In the past, I’ve made no secret of my love for animated films — especially the ones that can reach into my cold, dark soul and flip the switch labeled “feelings.” And I know I’m not alone. In fact, when the subject of tear-inducing animated movies came up on the Editors Hour on Sirius XM this past week, we had dozens of callers who could all point out different cartoons that made them weep. The one that surprised me the most? The Lego Movie.

Now, at that point, the movie had not been released yet. But our producer Jennifer, who had seen an early screening, insisted that it made her misty. So when I went to see the movie this weekend — joined, apparently, by the rest of the movie-going world — I fully expected waterworks…only to surprisingly find myself dry-eyed by the end of the film.

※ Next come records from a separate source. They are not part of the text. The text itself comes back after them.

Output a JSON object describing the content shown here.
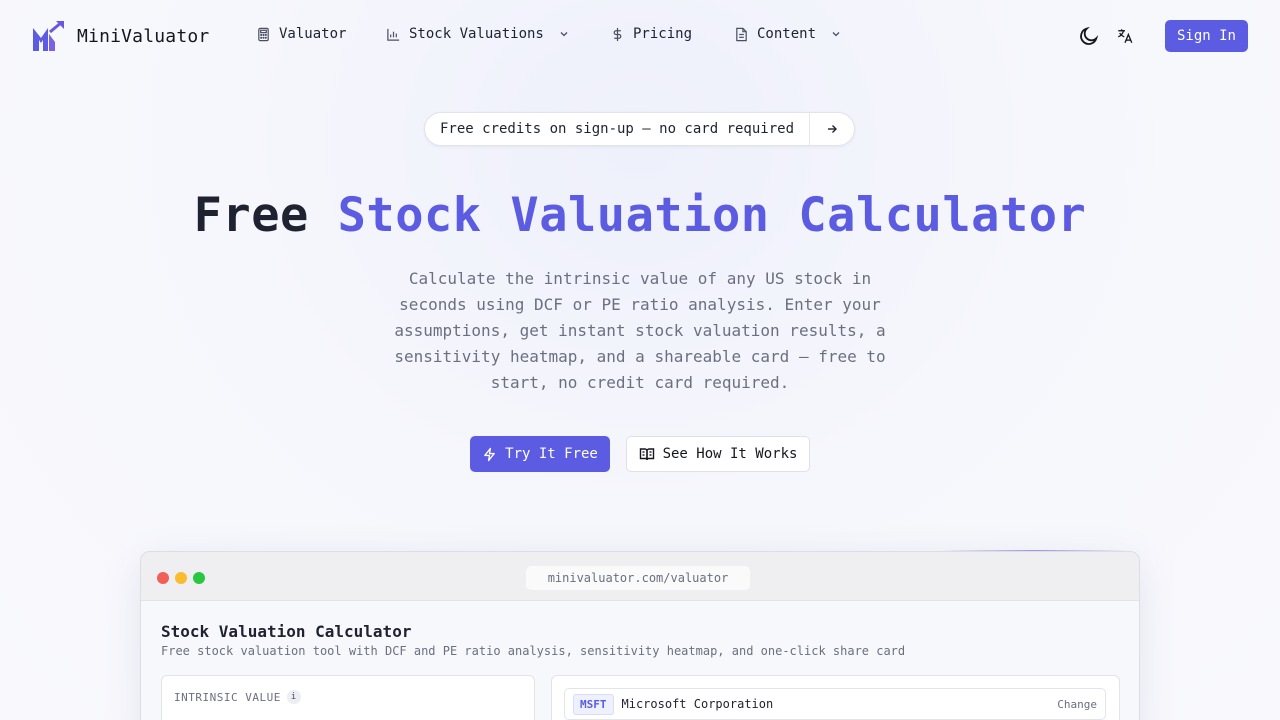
{
  "brand": {
    "name": "MiniValuator",
    "logo_icon": "m-arrow-logo-icon",
    "accent": "#5b5ce2"
  },
  "nav": {
    "items": [
      {
        "label": "Valuator",
        "icon": "calculator-icon",
        "has_dropdown": false
      },
      {
        "label": "Stock Valuations",
        "icon": "bar-chart-icon",
        "has_dropdown": true
      },
      {
        "label": "Pricing",
        "icon": "dollar-icon",
        "has_dropdown": false
      },
      {
        "label": "Content",
        "icon": "document-icon",
        "has_dropdown": true
      }
    ],
    "theme_icon": "moon-icon",
    "language_icon": "translate-icon",
    "sign_in_label": "Sign In"
  },
  "announcement": {
    "text": "Free credits on sign-up — no card required",
    "icon": "arrow-right-icon"
  },
  "hero": {
    "title_plain": "Free ",
    "title_accent": "Stock Valuation Calculator",
    "subtitle": "Calculate the intrinsic value of any US stock in seconds using DCF or PE ratio analysis. Enter your assumptions, get instant stock valuation results, a sensitivity heatmap, and a shareable card — free to start, no credit card required.",
    "primary_cta": "Try It Free",
    "primary_icon": "lightning-icon",
    "secondary_cta": "See How It Works",
    "secondary_icon": "open-book-icon"
  },
  "preview": {
    "url": "minivaluator.com/valuator",
    "window_dots": [
      "#f25f57",
      "#f8bc2f",
      "#29c73f"
    ],
    "title": "Stock Valuation Calculator",
    "subtitle": "Free stock valuation tool with DCF and PE ratio analysis, sensitivity heatmap, and one-click share card",
    "intrinsic_label": "INTRINSIC VALUE",
    "info_glyph": "i",
    "ticker": "MSFT",
    "company": "Microsoft Corporation",
    "change_label": "Change"
  }
}
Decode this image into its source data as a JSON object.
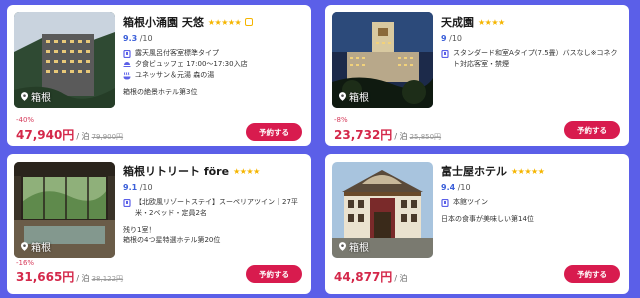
{
  "colors": {
    "background": "#5b5fe8",
    "price": "#d4284a",
    "button": "#d81b4e",
    "score": "#3b5fd9",
    "star": "#f5b500"
  },
  "hotels": [
    {
      "name": "箱根小涌園 天悠",
      "stars": "★★★★★",
      "score": "9.3",
      "score_max": "/10",
      "features": [
        "露天風呂付客室標準タイプ",
        "夕食ビュッフェ 17:00〜17:30入店",
        "ユネッサン＆元湯 森の湯"
      ],
      "feature_icons": [
        "room-icon",
        "dinner-icon",
        "bath-icon"
      ],
      "note": "箱根の絶景ホテル第3位",
      "location": "箱根",
      "discount": "-40%",
      "price": "47,940円",
      "per": "/ 泊",
      "original_price": "79,900円",
      "book_label": "予約する"
    },
    {
      "name": "天成園",
      "stars": "★★★★",
      "score": "9",
      "score_max": "/10",
      "features": [
        "スタンダード和室Aタイプ(7.5畳）バスなし※コネクト対応客室・禁煙"
      ],
      "feature_icons": [
        "room-icon"
      ],
      "location": "箱根",
      "discount": "-8%",
      "price": "23,732円",
      "per": "/ 泊",
      "original_price": "25,850円",
      "book_label": "予約する"
    },
    {
      "name": "箱根リトリート före",
      "stars": "★★★★",
      "score": "9.1",
      "score_max": "/10",
      "features": [
        "【北欧風リゾートステイ】スーペリアツイン｜27平米・2ベッド・定員2名"
      ],
      "feature_icons": [
        "room-icon"
      ],
      "note1": "残り1室！",
      "note2": "箱根の4つ星特選ホテル第20位",
      "location": "箱根",
      "discount": "-16%",
      "price": "31,665円",
      "per": "/ 泊",
      "original_price": "38,122円",
      "book_label": "予約する"
    },
    {
      "name": "富士屋ホテル",
      "stars": "★★★★★",
      "score": "9.4",
      "score_max": "/10",
      "features": [
        "本館ツイン"
      ],
      "feature_icons": [
        "room-icon"
      ],
      "note": "日本の食事が美味しい第14位",
      "location": "箱根",
      "price": "44,877円",
      "per": "/ 泊",
      "book_label": "予約する"
    }
  ]
}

That’s not to say it wasn’t a moving film. [Spoiler alert: Movie specifics ahead.] Near the end of the film, when it was revealed that the movie was taking place in the imagination of a young boy who was playing with his father’s (Will Ferrell) off-limits Lego collection, I was thrilled that the filmmakers had found a way to add so much heart to a movie we all had once assumed was a simple marketing ploy. (I mean, it still is, but at least it’s a good movie, too.) And then when Ferrell’s character — the boy’s human inspiration of the film’s Lord Business villain — had a change of heart and realized the error of his anti-creativity ways, I thought it was a sweet message. But tear-worthy? Not so much. The man sitting in front of me, though, seemed touched in a profound way — tears and sniffles included.

Maybe his father is Lord Business. Or maybe I wasn’t weepy because my parents always encouraged creativity (and, truth be told, I was always more of a Playmobil kid). Regardless, it’s confession time! Take the poll:

The LEGO Movie
  • Movie
  • 101 minutes